The result has been more developers eager to sell their games elsewhere, and more consumers interested in alternatives to Steam, as the store has become overrun with substandard games and moderately loose community boards. Meanwhile, Valve's virtually non-existent curation strategy makes it harder than ever to find games that you enjoy, while developers have long lamented issues with the recommendation algorithm and the Steam discovery features that directly affect traffic on game listings.
This has created an opportunity not only for Epic, but for other companies who see Steam's weaknesses as problematic points to be explored. Game Chat Platform Discord now runs its own game store because it already has the social infrastructure around how PC gamers connect with friends and chat via voice and text. Selling games to these same consumers and giving them a destination to launch them and play them with friends could make the Discord a more attractive store.
The valve is clearly feeling the heat. She began copying Discord's social resources and announced in September that she would begin to moderate community boards. Last year, he said he would try to fix the review bomb by temporarily freezing the revisions. But most importantly, prior to the launch of Epic in the store, Valve said last week that it would change its terms in the revenue divisions for game developers. That way, if you sold more than 10 million copies, you would get 5% more revenue (70% to 75%) and 5% more if you sold at least 50 million copies. It was a clear admission from Valve that it knows its platform is not untouchable, and that improving the financial incentives to sell a game on Steam may be the only way to prevent developers from migrating elsewhere.

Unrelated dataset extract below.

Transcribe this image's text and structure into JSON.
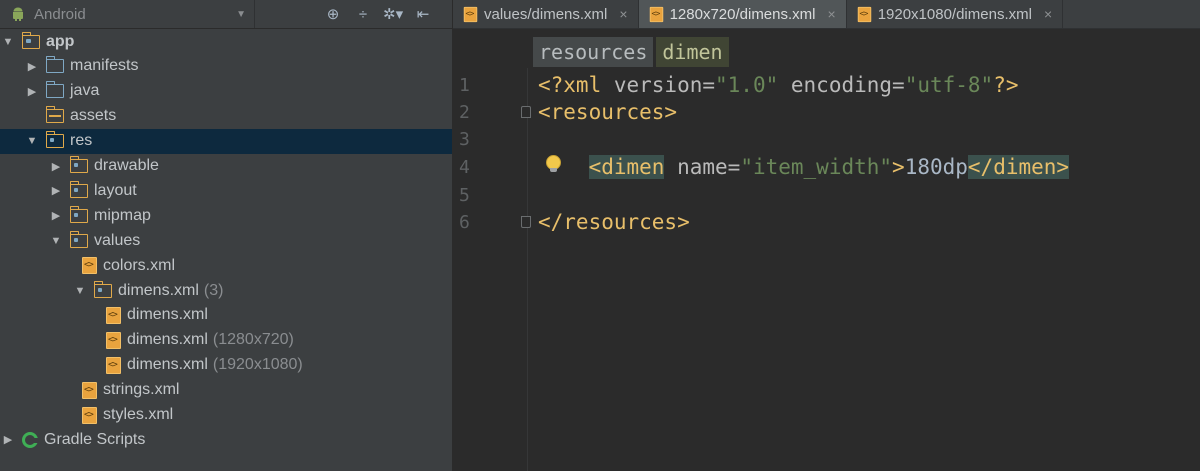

That may not be enough. As pointed out by game developer Rami Ismail, who was one of the founders of the indie studio Vlambeer, Valve's new policies are aimed at appeasing developers of large budgets. "Have things really gotten so bad for Valve in the increasingly competitive front-of-shop scene that they now need to subsidize big studios?" He wrote on Twitter last Friday. "Are they so unwanted for big titles now that the big titles tend to launch their own store?"
Have things really gotten so bad for Valve in the increasingly competitive store front scene that they now have to subsidize big studios? Are they undesirable for big bonds now that the big bonds tend to launch their own store?
– Rami Ismail (@tha_rami) December 1, 2018
"Steam's new 25% and 20% levels represent a major improvement for the 1% of games and make Steam a significantly better deal for gaming than Google Play and the iOS App Store," joked Sweeney in a interview. The Verge This week, make it clear that the new terms of Steam do not favor all creators – only the largest.
How will this ultimately end up for consumers? This is an open question, but competition usually results in lower prices. If game developers get a bigger sales cut from the Epic store, they may be able to reduce the initial price of the game by $ 5 or as much as $ 10. Such an advantage could drive consumers away from Steam or, minimum, reduce the financial burden on some developers and allow them the freedom to create another game or to produce an expansion. Regardless, Epic's move – not just with revenue sharing, but also with the waiving of Unreal's royalty rates – will earn more money for developers. This could be all the encouragement they need to stay on Epic's side in the future.